Below are the data; count the lines with the string "properties" in them and give that number only.
BEGIN Given information
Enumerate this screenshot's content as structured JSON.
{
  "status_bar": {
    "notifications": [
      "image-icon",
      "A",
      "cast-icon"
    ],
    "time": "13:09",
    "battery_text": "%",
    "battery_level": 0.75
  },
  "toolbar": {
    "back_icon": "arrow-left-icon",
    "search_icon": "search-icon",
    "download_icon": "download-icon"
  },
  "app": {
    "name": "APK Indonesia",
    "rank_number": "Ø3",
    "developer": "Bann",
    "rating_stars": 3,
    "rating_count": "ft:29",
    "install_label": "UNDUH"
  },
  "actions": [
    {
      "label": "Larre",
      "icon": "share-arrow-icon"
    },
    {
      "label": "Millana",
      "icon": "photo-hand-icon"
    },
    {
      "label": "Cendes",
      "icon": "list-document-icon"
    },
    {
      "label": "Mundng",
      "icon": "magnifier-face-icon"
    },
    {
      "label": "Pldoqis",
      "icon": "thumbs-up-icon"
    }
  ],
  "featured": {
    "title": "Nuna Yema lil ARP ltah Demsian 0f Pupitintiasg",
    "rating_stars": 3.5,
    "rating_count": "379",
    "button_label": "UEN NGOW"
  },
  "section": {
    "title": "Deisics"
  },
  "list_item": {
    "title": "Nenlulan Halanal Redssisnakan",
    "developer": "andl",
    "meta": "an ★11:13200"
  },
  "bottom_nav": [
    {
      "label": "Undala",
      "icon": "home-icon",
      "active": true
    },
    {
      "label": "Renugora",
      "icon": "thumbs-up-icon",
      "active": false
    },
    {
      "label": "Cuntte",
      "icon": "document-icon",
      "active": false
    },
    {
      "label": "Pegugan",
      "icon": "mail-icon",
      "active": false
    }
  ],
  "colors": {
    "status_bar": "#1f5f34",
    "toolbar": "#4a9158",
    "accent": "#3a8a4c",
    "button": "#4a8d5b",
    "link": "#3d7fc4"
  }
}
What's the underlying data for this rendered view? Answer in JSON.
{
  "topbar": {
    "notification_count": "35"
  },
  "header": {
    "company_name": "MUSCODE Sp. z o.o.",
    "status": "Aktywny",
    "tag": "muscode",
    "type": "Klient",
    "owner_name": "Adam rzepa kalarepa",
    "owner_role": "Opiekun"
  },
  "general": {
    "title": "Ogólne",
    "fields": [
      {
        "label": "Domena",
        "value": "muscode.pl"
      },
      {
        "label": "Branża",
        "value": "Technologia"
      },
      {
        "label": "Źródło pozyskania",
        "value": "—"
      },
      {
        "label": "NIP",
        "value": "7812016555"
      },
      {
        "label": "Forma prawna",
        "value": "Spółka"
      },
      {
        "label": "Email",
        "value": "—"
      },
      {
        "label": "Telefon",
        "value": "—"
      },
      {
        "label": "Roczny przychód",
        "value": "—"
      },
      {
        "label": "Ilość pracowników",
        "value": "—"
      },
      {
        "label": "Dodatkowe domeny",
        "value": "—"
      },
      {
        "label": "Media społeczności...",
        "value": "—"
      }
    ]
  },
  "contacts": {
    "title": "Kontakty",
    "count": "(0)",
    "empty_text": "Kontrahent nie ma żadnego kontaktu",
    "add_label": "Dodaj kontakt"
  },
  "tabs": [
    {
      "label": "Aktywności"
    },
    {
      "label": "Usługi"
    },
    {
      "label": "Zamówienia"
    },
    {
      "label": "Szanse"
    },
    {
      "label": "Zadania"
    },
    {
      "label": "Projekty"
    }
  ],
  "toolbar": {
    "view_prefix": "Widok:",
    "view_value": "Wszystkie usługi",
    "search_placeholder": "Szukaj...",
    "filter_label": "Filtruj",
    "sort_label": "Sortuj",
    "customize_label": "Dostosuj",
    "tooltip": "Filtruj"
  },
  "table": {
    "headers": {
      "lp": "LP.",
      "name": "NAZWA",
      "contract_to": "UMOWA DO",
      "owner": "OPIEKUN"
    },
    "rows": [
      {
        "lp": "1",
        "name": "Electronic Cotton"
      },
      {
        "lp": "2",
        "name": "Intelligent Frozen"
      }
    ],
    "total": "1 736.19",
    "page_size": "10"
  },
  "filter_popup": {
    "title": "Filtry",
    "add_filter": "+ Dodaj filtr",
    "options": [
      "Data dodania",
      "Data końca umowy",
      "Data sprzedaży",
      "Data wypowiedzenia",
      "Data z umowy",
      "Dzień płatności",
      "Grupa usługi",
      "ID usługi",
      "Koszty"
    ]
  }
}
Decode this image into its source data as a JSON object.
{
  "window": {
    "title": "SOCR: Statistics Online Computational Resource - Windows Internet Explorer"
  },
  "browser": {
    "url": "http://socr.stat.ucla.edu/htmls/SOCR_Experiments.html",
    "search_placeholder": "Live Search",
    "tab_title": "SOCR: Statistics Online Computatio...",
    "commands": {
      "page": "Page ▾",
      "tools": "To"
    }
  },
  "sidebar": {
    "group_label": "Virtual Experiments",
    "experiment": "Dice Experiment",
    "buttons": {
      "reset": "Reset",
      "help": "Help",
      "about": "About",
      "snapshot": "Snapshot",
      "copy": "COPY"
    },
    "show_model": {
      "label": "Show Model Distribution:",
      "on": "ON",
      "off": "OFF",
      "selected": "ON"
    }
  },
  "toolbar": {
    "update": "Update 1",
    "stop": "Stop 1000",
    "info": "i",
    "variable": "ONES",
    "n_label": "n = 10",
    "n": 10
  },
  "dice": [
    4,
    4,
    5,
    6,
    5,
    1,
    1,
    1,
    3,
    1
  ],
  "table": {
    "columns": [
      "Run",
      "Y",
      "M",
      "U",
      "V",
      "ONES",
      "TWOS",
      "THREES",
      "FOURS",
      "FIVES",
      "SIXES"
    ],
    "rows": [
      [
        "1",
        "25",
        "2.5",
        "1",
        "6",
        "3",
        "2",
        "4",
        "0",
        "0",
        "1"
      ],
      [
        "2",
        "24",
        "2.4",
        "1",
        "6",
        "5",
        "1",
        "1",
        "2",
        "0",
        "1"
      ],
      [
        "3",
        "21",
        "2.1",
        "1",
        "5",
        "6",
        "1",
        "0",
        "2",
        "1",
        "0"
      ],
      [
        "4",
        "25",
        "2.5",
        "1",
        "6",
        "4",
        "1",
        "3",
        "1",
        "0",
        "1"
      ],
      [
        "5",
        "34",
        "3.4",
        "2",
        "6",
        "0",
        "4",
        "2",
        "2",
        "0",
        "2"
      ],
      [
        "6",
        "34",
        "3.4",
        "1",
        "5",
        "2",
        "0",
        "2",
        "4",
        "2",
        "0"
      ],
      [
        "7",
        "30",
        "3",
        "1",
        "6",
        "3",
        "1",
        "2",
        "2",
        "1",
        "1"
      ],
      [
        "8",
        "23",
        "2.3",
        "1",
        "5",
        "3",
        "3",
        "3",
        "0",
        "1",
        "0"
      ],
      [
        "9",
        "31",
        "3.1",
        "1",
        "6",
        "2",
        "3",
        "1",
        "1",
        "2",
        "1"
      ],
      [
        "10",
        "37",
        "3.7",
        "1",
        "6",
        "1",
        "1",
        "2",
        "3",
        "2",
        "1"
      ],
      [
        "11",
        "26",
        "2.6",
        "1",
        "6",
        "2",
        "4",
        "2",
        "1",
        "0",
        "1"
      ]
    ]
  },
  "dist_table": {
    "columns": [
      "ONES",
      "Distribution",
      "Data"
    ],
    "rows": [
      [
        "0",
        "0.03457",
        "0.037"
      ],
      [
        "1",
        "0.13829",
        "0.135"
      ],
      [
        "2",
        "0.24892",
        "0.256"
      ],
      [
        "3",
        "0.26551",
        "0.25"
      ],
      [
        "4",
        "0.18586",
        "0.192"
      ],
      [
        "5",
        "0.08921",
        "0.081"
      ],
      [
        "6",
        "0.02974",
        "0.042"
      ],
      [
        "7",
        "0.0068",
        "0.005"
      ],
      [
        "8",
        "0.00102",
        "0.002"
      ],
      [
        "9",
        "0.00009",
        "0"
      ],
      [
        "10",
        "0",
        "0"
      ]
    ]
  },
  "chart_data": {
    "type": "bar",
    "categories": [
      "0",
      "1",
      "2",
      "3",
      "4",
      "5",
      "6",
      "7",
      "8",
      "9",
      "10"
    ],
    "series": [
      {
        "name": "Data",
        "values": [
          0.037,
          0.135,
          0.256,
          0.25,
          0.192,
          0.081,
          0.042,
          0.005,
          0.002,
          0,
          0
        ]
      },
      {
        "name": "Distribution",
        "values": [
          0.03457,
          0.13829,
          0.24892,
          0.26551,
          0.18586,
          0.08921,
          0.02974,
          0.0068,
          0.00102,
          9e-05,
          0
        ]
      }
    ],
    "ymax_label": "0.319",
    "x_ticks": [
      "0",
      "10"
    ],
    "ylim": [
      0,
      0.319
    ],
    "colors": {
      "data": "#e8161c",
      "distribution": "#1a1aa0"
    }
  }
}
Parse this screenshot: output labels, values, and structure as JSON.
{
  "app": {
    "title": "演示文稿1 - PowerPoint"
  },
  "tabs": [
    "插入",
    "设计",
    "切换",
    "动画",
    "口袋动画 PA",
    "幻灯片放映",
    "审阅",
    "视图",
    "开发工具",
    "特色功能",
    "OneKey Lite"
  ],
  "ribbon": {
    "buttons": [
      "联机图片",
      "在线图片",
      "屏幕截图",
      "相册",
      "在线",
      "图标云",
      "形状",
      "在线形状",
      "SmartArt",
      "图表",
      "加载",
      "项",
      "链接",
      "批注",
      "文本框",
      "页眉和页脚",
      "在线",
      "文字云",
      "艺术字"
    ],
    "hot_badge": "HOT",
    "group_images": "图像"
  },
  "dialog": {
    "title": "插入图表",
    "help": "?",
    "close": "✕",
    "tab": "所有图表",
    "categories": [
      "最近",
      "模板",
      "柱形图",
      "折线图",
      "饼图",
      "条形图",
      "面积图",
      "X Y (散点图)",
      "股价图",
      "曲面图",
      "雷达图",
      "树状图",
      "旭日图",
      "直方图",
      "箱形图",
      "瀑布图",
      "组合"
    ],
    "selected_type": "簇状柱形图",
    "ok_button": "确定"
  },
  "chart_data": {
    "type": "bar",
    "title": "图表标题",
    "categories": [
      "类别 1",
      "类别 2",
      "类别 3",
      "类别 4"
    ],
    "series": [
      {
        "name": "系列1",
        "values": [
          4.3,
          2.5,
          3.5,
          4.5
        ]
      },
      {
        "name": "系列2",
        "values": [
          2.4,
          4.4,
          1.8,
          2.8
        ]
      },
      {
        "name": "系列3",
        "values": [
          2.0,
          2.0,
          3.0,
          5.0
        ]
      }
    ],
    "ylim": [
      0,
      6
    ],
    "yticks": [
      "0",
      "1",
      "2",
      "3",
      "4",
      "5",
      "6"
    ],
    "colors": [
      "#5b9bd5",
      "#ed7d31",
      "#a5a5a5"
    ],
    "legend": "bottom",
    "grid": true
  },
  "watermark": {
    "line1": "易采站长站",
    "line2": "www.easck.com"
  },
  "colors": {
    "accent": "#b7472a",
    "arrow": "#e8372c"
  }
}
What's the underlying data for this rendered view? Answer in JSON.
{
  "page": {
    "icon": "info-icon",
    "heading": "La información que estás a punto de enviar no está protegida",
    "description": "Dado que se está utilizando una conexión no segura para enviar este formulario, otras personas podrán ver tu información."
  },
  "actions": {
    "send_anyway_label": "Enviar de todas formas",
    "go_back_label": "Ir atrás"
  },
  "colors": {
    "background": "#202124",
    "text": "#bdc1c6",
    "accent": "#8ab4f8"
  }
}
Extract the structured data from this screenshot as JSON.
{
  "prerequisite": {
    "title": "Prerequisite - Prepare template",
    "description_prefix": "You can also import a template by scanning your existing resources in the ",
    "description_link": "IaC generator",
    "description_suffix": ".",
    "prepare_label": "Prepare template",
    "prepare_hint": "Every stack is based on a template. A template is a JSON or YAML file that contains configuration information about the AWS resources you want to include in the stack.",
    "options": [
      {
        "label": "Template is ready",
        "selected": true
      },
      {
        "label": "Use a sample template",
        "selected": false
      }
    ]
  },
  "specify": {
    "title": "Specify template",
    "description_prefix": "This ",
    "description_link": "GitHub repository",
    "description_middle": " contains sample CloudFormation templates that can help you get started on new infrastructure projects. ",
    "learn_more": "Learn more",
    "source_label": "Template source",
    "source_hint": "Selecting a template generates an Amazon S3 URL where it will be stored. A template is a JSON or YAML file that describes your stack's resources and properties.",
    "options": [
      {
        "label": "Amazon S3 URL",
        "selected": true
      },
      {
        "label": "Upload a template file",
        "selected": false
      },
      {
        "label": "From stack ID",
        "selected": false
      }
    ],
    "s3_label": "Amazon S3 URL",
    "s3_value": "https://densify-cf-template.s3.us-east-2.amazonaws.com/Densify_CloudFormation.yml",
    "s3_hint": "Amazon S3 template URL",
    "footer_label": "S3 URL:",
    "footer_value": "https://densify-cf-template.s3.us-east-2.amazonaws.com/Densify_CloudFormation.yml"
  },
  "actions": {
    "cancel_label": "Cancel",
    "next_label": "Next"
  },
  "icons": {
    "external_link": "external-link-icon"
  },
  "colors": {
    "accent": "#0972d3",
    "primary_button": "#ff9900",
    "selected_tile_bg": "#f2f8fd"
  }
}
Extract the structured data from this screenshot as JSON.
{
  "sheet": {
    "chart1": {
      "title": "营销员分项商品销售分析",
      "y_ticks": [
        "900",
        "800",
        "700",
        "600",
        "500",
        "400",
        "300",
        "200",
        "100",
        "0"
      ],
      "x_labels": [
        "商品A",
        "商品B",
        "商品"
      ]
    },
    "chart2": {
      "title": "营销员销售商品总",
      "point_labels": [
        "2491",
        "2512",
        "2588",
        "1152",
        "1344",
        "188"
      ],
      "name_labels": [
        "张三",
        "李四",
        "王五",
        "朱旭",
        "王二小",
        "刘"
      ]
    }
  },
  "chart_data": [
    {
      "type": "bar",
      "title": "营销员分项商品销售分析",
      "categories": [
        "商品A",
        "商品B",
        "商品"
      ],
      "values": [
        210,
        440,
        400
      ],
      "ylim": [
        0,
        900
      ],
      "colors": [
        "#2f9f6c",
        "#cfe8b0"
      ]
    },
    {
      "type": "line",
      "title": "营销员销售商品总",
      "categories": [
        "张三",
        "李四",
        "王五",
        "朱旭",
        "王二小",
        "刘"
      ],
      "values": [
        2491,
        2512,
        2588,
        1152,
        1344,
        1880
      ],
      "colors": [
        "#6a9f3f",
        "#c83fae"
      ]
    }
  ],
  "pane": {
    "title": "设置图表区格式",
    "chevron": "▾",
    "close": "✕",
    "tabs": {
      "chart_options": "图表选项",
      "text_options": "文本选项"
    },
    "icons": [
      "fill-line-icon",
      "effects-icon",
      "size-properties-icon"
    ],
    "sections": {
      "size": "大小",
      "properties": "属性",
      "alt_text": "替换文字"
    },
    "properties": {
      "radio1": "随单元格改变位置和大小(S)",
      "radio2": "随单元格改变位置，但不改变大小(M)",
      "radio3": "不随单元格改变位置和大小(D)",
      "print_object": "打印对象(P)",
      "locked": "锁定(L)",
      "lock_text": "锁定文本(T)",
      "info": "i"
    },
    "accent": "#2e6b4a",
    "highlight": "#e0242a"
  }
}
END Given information
Written response
4